The ADA was created through bipartisan effort, signed into law by President George Bush in 1990. Since that time, the law has only been amended once – in 2008 – to expand the definition of what constitutes a covered “disability.” In our experience, politicians are reluctant to take any action that would be viewed as being harmful to people with disabilities. Thus, earlier efforts to amend the law to curb lawsuit abuse were unsuccessful. More recently, in response to the surge in the number of ADA Title III lawsuits, business groups have again pushed for reform legislation to address so called “drive-by” lawsuits. These lawsuits are brought by serial plaintiffs who have filed hundreds of cases and are not likely to be real customers seeking to access the goods and services of a targeted business. Bills introduced in the House and Senate to address this situation may gain more traction with a Republican President and Republican-controlled Congress. That said, the Trump administration will have many higher priority items to push through Congress, so we doubt that the law will change any time soon. Because changes to the law are unlikely, we do not foresee a decrease in the number of ADA Title III lawsuits filed in the coming years.

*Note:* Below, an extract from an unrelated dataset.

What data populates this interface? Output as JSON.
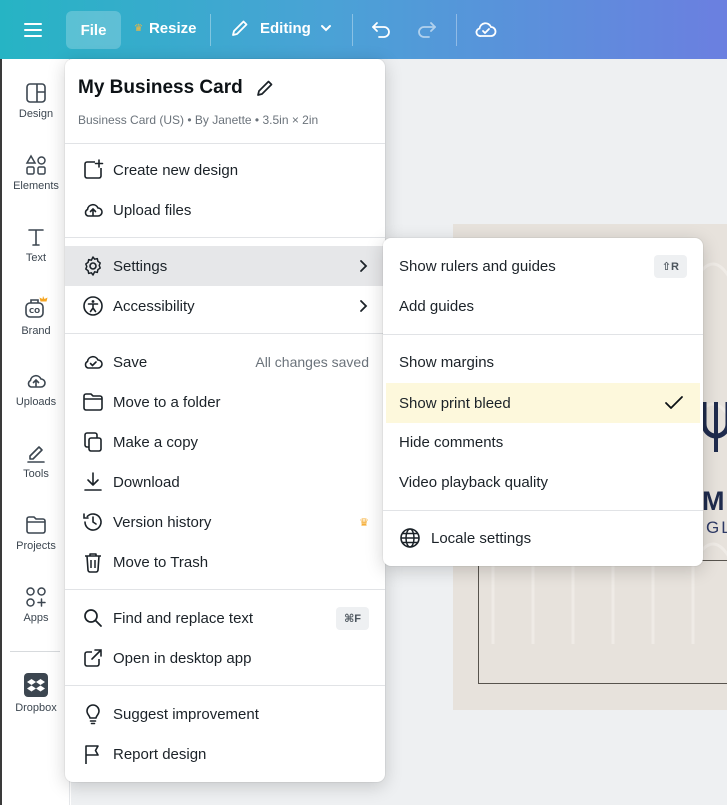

The impact of a Trump administration will most likely be felt at the DOJ, which is responsible for issuing ADA Title III regulations and enforcing the law. The Trump administration will appoint a new Assistant Attorney General for Civil Rights, as well as the deputies and counselors who will oversee the Civil Rights Division. The Disability Rights Section (DRS) – which has responsibility for the ADA – is within this Division.
The new Assistant Attorney General for Civil Rights and his or her political appointees will set the regulatory and enforcement agenda for DRS. On the regulatory front, DOJ is currently working on proposed rules for websites, equipment and furniture, and movie captioning and audio description. The new leadership will need to review and provide policy direction on those proposed rules, which could result in further delays. The review will likely affect the content of those rules as well. One significant question that the DOJ has posed for public comment concerning the proposed website rule is whether there should be less demanding standards for small businesses. Although DOJ has, in the past, refused to create less stringent rules for small businesses, a Trump administration may be more sympathetic to the plight of small business owners in these upcoming regulations.
It is also possible that a Trump administration would simply abandon all rulemakings currently under development, given the President-elect’s stated aversion to regulations generally. Such an action would actually be harmful to businesses which need certainty about their obligations, especially when it comes to their websites. The absence of regulations has created a vacuum that plaintiffs’ attorneys are filling with a tsunami of demand letters and lawsuits that are catching businesses by surprise. The issuance of clear and sensible rules would put an end to this chaos, and the Trump administration should instead work quickly to issue them.
With respect to enforcement, a Trump administration may be less inclined than the current one to pursue actions that would expand the existing boundaries of the law. For example, one DOJ enforcement stance that we have found troubling is its aggressive effort to pressure businesses to immediately make their websites and mobile apps accessible in conformance with a privately developed set of accessibility guidelines, even though DOJ has not issued even proposed regulations that would adopt a technical standard for what constitutes an accessible website and set a date for compliance with that standard. It is possible that a Trump administration would discontinue these enforcement actions until a final rule is issued, although we would be surprised if this actually took place.
For now, all we know is that there likely be some change, and we will be here to report it to you when it happens.